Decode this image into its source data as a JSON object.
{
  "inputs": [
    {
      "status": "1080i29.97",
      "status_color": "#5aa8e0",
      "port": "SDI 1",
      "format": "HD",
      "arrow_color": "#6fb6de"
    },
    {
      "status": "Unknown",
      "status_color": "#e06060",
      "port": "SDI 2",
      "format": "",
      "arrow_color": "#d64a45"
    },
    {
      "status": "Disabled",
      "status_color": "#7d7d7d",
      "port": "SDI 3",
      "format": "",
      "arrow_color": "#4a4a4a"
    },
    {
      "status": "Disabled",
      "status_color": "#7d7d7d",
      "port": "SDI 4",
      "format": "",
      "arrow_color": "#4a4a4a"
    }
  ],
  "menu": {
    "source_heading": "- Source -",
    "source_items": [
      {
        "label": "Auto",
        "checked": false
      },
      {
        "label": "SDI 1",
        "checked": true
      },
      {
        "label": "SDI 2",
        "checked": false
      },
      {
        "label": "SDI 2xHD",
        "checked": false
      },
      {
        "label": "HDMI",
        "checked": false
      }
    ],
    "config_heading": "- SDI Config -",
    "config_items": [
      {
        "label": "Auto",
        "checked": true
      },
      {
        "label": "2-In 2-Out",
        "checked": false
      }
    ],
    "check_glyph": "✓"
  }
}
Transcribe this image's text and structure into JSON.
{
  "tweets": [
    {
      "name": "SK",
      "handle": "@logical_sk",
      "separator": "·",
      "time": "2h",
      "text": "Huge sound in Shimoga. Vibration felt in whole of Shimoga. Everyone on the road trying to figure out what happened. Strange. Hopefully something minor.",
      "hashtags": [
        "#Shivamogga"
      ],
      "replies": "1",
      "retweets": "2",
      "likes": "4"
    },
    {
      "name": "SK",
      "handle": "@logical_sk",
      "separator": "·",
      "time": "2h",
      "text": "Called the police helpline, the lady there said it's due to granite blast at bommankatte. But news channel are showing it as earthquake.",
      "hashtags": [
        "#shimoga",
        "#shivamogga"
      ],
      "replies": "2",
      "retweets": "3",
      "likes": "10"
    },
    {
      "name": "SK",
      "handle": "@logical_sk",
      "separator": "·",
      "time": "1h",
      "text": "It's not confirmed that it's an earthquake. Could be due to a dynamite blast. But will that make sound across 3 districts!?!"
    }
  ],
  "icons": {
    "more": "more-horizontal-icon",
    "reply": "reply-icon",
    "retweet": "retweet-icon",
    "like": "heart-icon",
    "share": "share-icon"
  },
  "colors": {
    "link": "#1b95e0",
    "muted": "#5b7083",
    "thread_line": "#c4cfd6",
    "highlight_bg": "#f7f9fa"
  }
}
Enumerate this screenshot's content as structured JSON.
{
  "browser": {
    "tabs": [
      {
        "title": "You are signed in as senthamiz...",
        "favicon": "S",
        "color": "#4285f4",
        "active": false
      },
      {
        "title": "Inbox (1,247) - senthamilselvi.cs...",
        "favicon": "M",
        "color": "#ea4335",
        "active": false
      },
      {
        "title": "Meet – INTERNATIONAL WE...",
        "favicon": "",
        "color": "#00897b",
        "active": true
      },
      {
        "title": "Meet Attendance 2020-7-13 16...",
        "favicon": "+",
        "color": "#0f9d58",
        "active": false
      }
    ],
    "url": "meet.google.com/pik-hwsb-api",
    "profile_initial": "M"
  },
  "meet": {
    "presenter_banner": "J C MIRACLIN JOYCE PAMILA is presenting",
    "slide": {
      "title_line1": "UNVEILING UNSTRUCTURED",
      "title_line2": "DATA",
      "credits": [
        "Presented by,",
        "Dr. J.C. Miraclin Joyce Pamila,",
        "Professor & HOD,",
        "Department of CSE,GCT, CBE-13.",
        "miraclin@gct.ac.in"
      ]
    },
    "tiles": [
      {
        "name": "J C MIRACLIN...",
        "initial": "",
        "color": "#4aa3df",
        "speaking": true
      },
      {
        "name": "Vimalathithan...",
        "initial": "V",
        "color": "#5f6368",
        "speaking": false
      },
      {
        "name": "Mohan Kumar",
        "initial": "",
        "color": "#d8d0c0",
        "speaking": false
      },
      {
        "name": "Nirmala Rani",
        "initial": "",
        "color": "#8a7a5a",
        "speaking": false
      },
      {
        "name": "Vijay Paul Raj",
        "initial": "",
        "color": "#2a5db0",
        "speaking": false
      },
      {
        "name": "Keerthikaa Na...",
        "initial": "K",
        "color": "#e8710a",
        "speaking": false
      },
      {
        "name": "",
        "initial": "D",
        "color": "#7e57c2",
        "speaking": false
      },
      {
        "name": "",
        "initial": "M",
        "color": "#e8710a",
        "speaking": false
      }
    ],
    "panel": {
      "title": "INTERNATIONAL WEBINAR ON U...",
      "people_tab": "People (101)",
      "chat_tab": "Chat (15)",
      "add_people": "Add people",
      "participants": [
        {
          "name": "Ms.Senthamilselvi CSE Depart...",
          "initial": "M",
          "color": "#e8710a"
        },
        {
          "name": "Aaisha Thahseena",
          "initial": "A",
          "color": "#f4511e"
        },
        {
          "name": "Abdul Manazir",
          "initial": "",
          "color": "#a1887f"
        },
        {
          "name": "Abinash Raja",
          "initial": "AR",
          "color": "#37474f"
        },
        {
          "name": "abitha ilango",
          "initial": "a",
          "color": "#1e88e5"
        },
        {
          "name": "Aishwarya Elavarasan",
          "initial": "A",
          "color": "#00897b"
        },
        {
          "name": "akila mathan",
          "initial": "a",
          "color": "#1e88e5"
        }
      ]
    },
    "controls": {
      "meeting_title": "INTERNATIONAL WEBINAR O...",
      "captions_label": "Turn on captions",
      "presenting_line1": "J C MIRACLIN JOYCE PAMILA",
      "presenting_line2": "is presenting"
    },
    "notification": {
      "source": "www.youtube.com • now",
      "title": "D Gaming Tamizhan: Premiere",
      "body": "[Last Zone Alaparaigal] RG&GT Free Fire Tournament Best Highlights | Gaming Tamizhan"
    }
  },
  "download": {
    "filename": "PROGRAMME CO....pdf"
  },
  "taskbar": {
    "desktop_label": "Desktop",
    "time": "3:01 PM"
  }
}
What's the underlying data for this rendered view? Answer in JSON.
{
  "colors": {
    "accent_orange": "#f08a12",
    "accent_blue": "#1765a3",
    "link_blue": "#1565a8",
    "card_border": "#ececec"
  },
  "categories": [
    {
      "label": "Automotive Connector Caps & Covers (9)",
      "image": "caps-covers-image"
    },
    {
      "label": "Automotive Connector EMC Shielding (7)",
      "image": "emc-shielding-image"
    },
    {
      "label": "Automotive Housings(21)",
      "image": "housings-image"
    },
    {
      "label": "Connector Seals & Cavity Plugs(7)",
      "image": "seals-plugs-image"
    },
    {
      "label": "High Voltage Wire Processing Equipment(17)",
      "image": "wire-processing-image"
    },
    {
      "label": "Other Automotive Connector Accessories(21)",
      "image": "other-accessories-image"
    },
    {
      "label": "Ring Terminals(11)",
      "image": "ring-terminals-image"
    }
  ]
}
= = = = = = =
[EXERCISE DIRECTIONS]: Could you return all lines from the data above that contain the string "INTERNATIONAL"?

[SOLUTION TO THIS TASK]:
        "title": "Meet – INTERNATIONAL WE...",
      "title": "INTERNATIONAL WEBINAR ON U...",
      "meeting_title": "INTERNATIONAL WEBINAR O...",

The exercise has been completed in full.